This morning, I posted a series of tweets mocking The New Atheism. It was probably inevitable, then, that I got embroiled in a long discussion with a white dude who was very concerned to clarify that they’re not all like that. And I’m sure they’re not — but I was instantly reminded of the many discussions of race where the white dudes in the room were in an absolute panic to make sure that the conversation could not move forward until everyone posited that they personally were totally innocent of racism.

And this response is natural, because every white dude is a unique snowflake. They cannot be lumped together with any group or trend. To the extent that a white dude is associated with a group or trend, he gets to define its meaning unilaterally — so for instance, The New Atheism is not intrinsically imperialist because he personally is not an imperialist. Every white dude is entitled to total self-definition, and anyone who perceives him differently from how he wants to be perceived is committing an injustice against his personhood. Isn’t the person who presumes a white dude is racist, for instance, perilously close to the logic of racism? After all, what is racism but the making of generalizations — and hence, can we conclude anything but that generalizations are inherently racist? If I made any generalization about black people, for instance, you’d be jumping down my throat! But here you are claiming that all white dudes tend to be defensive, and are you any better?

I want to tell you a little story. Once I was on a crowded train. I observed that there was a family scattered across several seats near me, some closer to the door and some more distant, and it so happened that they were getting off at the same stop as me. Out of politeness, I waited for all of them to get off the train before proceeding to the door myself, so that they could keep their group together. When I got up, I wound up stepping in front of a young black man. He became offended and pushed past me, accusing me of racism because I had let the white family go ahead of me but felt entitled to cut in front of him.

The white dude in me was crying out — I’m not a racist! I had a perfectly justifiable reason to do what I did! I didn’t even notice who was behind me when I got up! Yet there was something else there as well, something that had developed during my years of living in a diverse community in grad school, something that said: Let it go. If he sees me as an entitled white dude, that’s fair enough. I really do look like that. I get so many advantages from looking how I look that I should put up with it on those extremely rare occasions where it proves disadvantageous as well.

I don’t want to put myself forward as a hero or an example. All I want to suggest is that being a white dude might be a least partially curable. The first step is admitting that you have a problem.

An open thread

I am translating an essay on Benjamin, whose wide-ranging interests and untimely death meant that he left more projects unfinished than most of us will ever even haltingly begin thinking about starting. Thus I am inspired with a question for you all: do you have any projects that you very seriously intended to undertake and then abandoned? Do you still believe that you will eventually be able to return to them, or has the moment passed?

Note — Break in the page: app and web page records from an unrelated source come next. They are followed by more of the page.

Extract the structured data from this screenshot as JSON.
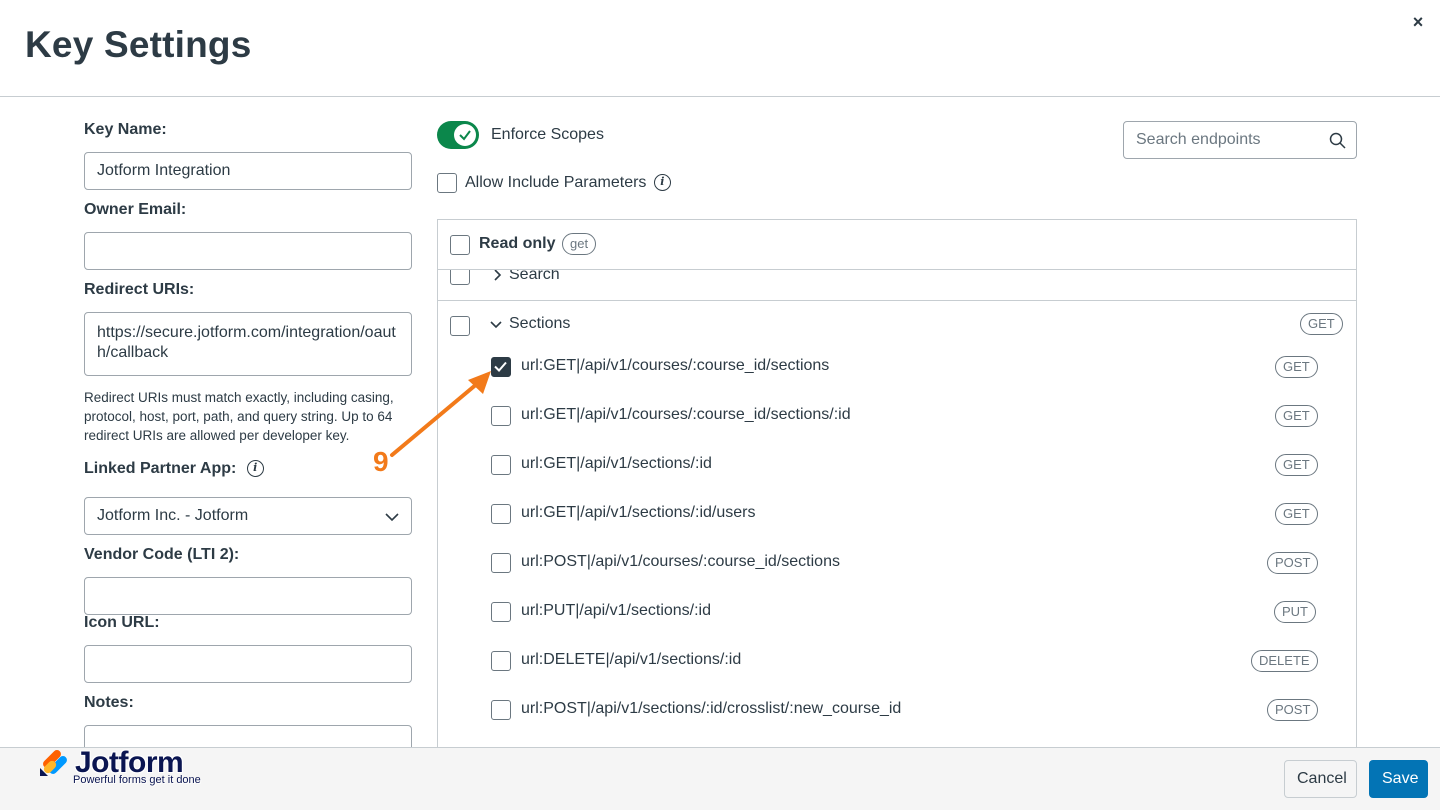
{
  "header": {
    "title": "Key Settings",
    "close_label": "×"
  },
  "form": {
    "key_name_label": "Key Name:",
    "key_name_value": "Jotform Integration",
    "owner_email_label": "Owner Email:",
    "owner_email_value": "",
    "redirect_label": "Redirect URIs:",
    "redirect_value": "https://secure.jotform.com/integration/oauth/callback",
    "redirect_help": "Redirect URIs must match exactly, including casing, protocol, host, port, path, and query string. Up to 64 redirect URIs are allowed per developer key.",
    "partner_label": "Linked Partner App:",
    "partner_value": "Jotform Inc. - Jotform",
    "vendor_label": "Vendor Code (LTI 2):",
    "vendor_value": "",
    "icon_url_label": "Icon URL:",
    "icon_url_value": "",
    "notes_label": "Notes:"
  },
  "scopes": {
    "enforce_label": "Enforce Scopes",
    "enforce_on": true,
    "allow_include_label": "Allow Include Parameters",
    "search_placeholder": "Search endpoints",
    "read_only_label": "Read only",
    "read_only_pill": "get",
    "groups": [
      {
        "name": "Search",
        "expanded": false
      },
      {
        "name": "Sections",
        "expanded": true,
        "pill": "GET"
      }
    ],
    "endpoints": [
      {
        "label": "url:GET|/api/v1/courses/:course_id/sections",
        "method": "GET",
        "checked": true
      },
      {
        "label": "url:GET|/api/v1/courses/:course_id/sections/:id",
        "method": "GET",
        "checked": false
      },
      {
        "label": "url:GET|/api/v1/sections/:id",
        "method": "GET",
        "checked": false
      },
      {
        "label": "url:GET|/api/v1/sections/:id/users",
        "method": "GET",
        "checked": false
      },
      {
        "label": "url:POST|/api/v1/courses/:course_id/sections",
        "method": "POST",
        "checked": false
      },
      {
        "label": "url:PUT|/api/v1/sections/:id",
        "method": "PUT",
        "checked": false
      },
      {
        "label": "url:DELETE|/api/v1/sections/:id",
        "method": "DELETE",
        "checked": false
      },
      {
        "label": "url:POST|/api/v1/sections/:id/crosslist/:new_course_id",
        "method": "POST",
        "checked": false
      }
    ]
  },
  "footer": {
    "cancel_label": "Cancel",
    "save_label": "Save"
  },
  "watermark": {
    "brand": "Jotform",
    "tagline": "Powerful forms get it done"
  },
  "annotation": {
    "step": "9",
    "color": "#f27a1a"
  }
}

Against “cloud computing”

Part of my opposition to online education is that it seems to me to be a solution in search of a problem. One can imagine situations where it would be necessary or helpful — bringing education to the handicapped, or to rural communities, etc. — but the motivation for a disruptive transformation of the normal method of education seems to be lacking. As I frequently ask in this connection: is there a sudden shortage of rooms with chairs?

Similarly with cloud computing. Continue reading “Against “cloud computing””